Problem:
Lines containing the word "true": say how many there are in the listing, with only the number as the answer.
Extracted data START
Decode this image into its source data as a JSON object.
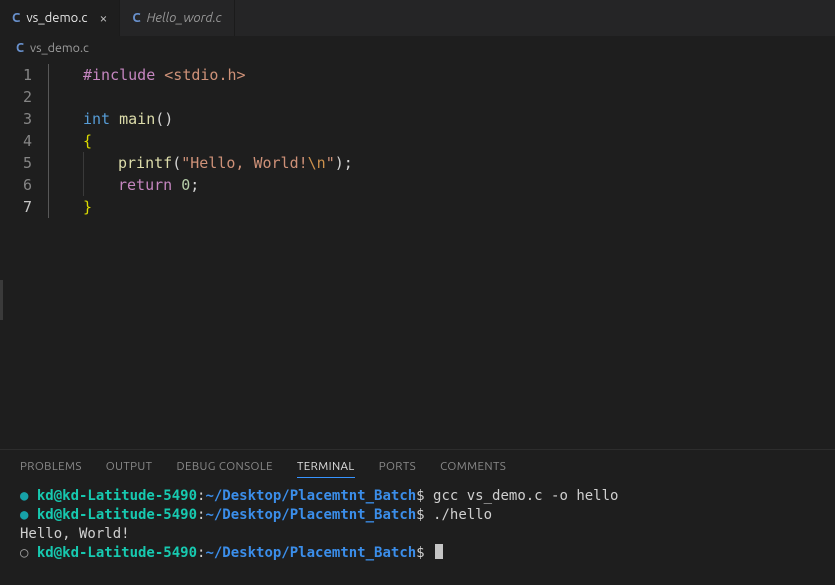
{
  "tabs": [
    {
      "lang": "C",
      "name": "vs_demo.c",
      "active": true,
      "has_close": true
    },
    {
      "lang": "C",
      "name": "Hello_word.c",
      "active": false,
      "has_close": false
    }
  ],
  "breadcrumb": {
    "lang": "C",
    "file": "vs_demo.c"
  },
  "editor": {
    "current_line": 7,
    "lines": [
      {
        "n": 1,
        "indent": 1,
        "tokens": [
          {
            "cls": "tok-dir",
            "t": "#include"
          },
          {
            "cls": "",
            "t": " "
          },
          {
            "cls": "tok-inc",
            "t": "<stdio.h>"
          }
        ]
      },
      {
        "n": 2,
        "indent": 1,
        "tokens": []
      },
      {
        "n": 3,
        "indent": 1,
        "tokens": [
          {
            "cls": "tok-type",
            "t": "int"
          },
          {
            "cls": "",
            "t": " "
          },
          {
            "cls": "tok-func",
            "t": "main"
          },
          {
            "cls": "tok-punc",
            "t": "()"
          }
        ]
      },
      {
        "n": 4,
        "indent": 1,
        "tokens": [
          {
            "cls": "tok-brace",
            "t": "{"
          }
        ]
      },
      {
        "n": 5,
        "indent": 2,
        "tokens": [
          {
            "cls": "tok-func",
            "t": "printf"
          },
          {
            "cls": "tok-punc",
            "t": "("
          },
          {
            "cls": "tok-str",
            "t": "\"Hello, World!"
          },
          {
            "cls": "tok-esc",
            "t": "\\n"
          },
          {
            "cls": "tok-str",
            "t": "\""
          },
          {
            "cls": "tok-punc",
            "t": ");"
          }
        ]
      },
      {
        "n": 6,
        "indent": 2,
        "tokens": [
          {
            "cls": "tok-ctrl",
            "t": "return"
          },
          {
            "cls": "",
            "t": " "
          },
          {
            "cls": "tok-num",
            "t": "0"
          },
          {
            "cls": "tok-punc",
            "t": ";"
          }
        ]
      },
      {
        "n": 7,
        "indent": 1,
        "tokens": [
          {
            "cls": "tok-brace",
            "t": "}"
          }
        ]
      }
    ]
  },
  "panel_tabs": [
    {
      "label": "PROBLEMS",
      "active": false
    },
    {
      "label": "OUTPUT",
      "active": false
    },
    {
      "label": "DEBUG CONSOLE",
      "active": false
    },
    {
      "label": "TERMINAL",
      "active": true
    },
    {
      "label": "PORTS",
      "active": false
    },
    {
      "label": "COMMENTS",
      "active": false
    }
  ],
  "terminal": {
    "prompt": {
      "userhost": "kd@kd-Latitude-5490",
      "cwd": "~/Desktop/Placemtnt_Batch",
      "symbol": "$"
    },
    "lines": [
      {
        "bullet": "filled",
        "type": "prompt",
        "command": "gcc vs_demo.c -o hello"
      },
      {
        "bullet": "filled",
        "type": "prompt",
        "command": "./hello"
      },
      {
        "bullet": null,
        "type": "output",
        "text": "Hello, World!"
      },
      {
        "bullet": "open",
        "type": "prompt",
        "command": "",
        "cursor": true
      }
    ]
  }
}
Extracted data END
Solved exercise:
4